── Materials provided
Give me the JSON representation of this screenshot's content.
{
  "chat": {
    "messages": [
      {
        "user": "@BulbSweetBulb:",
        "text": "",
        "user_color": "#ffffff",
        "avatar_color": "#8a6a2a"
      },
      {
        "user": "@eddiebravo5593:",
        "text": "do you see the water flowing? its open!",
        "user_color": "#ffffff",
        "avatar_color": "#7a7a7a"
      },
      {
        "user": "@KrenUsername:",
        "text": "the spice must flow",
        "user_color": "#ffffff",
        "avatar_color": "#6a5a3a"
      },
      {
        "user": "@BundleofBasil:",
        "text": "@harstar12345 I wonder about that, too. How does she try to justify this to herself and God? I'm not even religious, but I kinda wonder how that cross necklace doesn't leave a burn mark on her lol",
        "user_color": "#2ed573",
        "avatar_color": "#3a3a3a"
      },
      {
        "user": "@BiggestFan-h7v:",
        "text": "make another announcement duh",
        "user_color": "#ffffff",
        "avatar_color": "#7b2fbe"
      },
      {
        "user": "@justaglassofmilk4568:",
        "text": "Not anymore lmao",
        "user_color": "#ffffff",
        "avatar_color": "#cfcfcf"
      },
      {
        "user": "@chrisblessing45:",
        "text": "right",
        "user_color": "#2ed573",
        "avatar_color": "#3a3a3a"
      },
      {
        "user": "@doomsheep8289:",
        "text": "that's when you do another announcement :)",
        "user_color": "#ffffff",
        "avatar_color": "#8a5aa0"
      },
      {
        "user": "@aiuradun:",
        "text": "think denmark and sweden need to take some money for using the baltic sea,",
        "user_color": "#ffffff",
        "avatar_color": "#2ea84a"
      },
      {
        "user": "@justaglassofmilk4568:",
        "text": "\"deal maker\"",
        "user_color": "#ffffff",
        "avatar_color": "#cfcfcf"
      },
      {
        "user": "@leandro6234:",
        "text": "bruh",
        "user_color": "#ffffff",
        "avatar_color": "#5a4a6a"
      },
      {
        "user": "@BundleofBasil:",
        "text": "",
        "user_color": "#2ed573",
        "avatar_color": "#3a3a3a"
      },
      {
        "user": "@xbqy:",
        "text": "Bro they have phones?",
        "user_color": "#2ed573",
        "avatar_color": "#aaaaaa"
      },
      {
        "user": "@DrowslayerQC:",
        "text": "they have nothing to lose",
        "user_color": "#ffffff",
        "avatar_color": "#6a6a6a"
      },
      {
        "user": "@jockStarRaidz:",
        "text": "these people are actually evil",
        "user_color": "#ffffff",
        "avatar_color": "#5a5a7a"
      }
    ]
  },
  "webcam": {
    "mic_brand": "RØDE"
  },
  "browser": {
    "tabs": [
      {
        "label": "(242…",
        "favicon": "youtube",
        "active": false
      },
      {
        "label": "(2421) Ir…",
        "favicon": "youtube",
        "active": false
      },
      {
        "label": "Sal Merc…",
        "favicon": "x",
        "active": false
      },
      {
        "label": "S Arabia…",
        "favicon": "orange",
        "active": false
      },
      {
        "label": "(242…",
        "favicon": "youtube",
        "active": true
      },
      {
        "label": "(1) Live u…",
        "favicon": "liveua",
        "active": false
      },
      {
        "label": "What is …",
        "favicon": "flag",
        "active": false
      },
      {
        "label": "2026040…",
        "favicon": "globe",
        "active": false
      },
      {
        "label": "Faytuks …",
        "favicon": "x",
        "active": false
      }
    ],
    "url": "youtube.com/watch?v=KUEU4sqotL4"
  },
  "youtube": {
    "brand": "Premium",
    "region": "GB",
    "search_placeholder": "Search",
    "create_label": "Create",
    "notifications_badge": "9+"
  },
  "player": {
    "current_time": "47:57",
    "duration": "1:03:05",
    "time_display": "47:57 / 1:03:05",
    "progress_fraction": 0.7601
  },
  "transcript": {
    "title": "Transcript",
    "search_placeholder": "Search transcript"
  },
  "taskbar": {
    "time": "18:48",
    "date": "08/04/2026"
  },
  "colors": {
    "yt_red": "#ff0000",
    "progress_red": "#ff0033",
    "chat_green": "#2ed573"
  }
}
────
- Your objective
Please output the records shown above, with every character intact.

- Answer to the problem
Give me the JSON representation of this screenshot's content.
{
  "chat": {
    "messages": [
      {
        "user": "@BulbSweetBulb:",
        "text": "",
        "user_color": "#ffffff",
        "avatar_color": "#8a6a2a"
      },
      {
        "user": "@eddiebravo5593:",
        "text": "do you see the water flowing? its open!",
        "user_color": "#ffffff",
        "avatar_color": "#7a7a7a"
      },
      {
        "user": "@KrenUsername:",
        "text": "the spice must flow",
        "user_color": "#ffffff",
        "avatar_color": "#6a5a3a"
      },
      {
        "user": "@BundleofBasil:",
        "text": "@harstar12345 I wonder about that, too. How does she try to justify this to herself and God? I'm not even religious, but I kinda wonder how that cross necklace doesn't leave a burn mark on her lol",
        "user_color": "#2ed573",
        "avatar_color": "#3a3a3a"
      },
      {
        "user": "@BiggestFan-h7v:",
        "text": "make another announcement duh",
        "user_color": "#ffffff",
        "avatar_color": "#7b2fbe"
      },
      {
        "user": "@justaglassofmilk4568:",
        "text": "Not anymore lmao",
        "user_color": "#ffffff",
        "avatar_color": "#cfcfcf"
      },
      {
        "user": "@chrisblessing45:",
        "text": "right",
        "user_color": "#2ed573",
        "avatar_color": "#3a3a3a"
      },
      {
        "user": "@doomsheep8289:",
        "text": "that's when you do another announcement :)",
        "user_color": "#ffffff",
        "avatar_color": "#8a5aa0"
      },
      {
        "user": "@aiuradun:",
        "text": "think denmark and sweden need to take some money for using the baltic sea,",
        "user_color": "#ffffff",
        "avatar_color": "#2ea84a"
      },
      {
        "user": "@justaglassofmilk4568:",
        "text": "\"deal maker\"",
        "user_color": "#ffffff",
        "avatar_color": "#cfcfcf"
      },
      {
        "user": "@leandro6234:",
        "text": "bruh",
        "user_color": "#ffffff",
        "avatar_color": "#5a4a6a"
      },
      {
        "user": "@BundleofBasil:",
        "text": "",
        "user_color": "#2ed573",
        "avatar_color": "#3a3a3a"
      },
      {
        "user": "@xbqy:",
        "text": "Bro they have phones?",
        "user_color": "#2ed573",
        "avatar_color": "#aaaaaa"
      },
      {
        "user": "@DrowslayerQC:",
        "text": "they have nothing to lose",
        "user_color": "#ffffff",
        "avatar_color": "#6a6a6a"
      },
      {
        "user": "@jockStarRaidz:",
        "text": "these people are actually evil",
        "user_color": "#ffffff",
        "avatar_color": "#5a5a7a"
      }
    ]
  },
  "webcam": {
    "mic_brand": "RØDE"
  },
  "browser": {
    "tabs": [
      {
        "label": "(242…",
        "favicon": "youtube",
        "active": false
      },
      {
        "label": "(2421) Ir…",
        "favicon": "youtube",
        "active": false
      },
      {
        "label": "Sal Merc…",
        "favicon": "x",
        "active": false
      },
      {
        "label": "S Arabia…",
        "favicon": "orange",
        "active": false
      },
      {
        "label": "(242…",
        "favicon": "youtube",
        "active": true
      },
      {
        "label": "(1) Live u…",
        "favicon": "liveua",
        "active": false
      },
      {
        "label": "What is …",
        "favicon": "flag",
        "active": false
      },
      {
        "label": "2026040…",
        "favicon": "globe",
        "active": false
      },
      {
        "label": "Faytuks …",
        "favicon": "x",
        "active": false
      }
    ],
    "url": "youtube.com/watch?v=KUEU4sqotL4"
  },
  "youtube": {
    "brand": "Premium",
    "region": "GB",
    "search_placeholder": "Search",
    "create_label": "Create",
    "notifications_badge": "9+"
  },
  "player": {
    "current_time": "47:57",
    "duration": "1:03:05",
    "time_display": "47:57 / 1:03:05",
    "progress_fraction": 0.7601
  },
  "transcript": {
    "title": "Transcript",
    "search_placeholder": "Search transcript"
  },
  "taskbar": {
    "time": "18:48",
    "date": "08/04/2026"
  },
  "colors": {
    "yt_red": "#ff0000",
    "progress_red": "#ff0033",
    "chat_green": "#2ed573"
  }
}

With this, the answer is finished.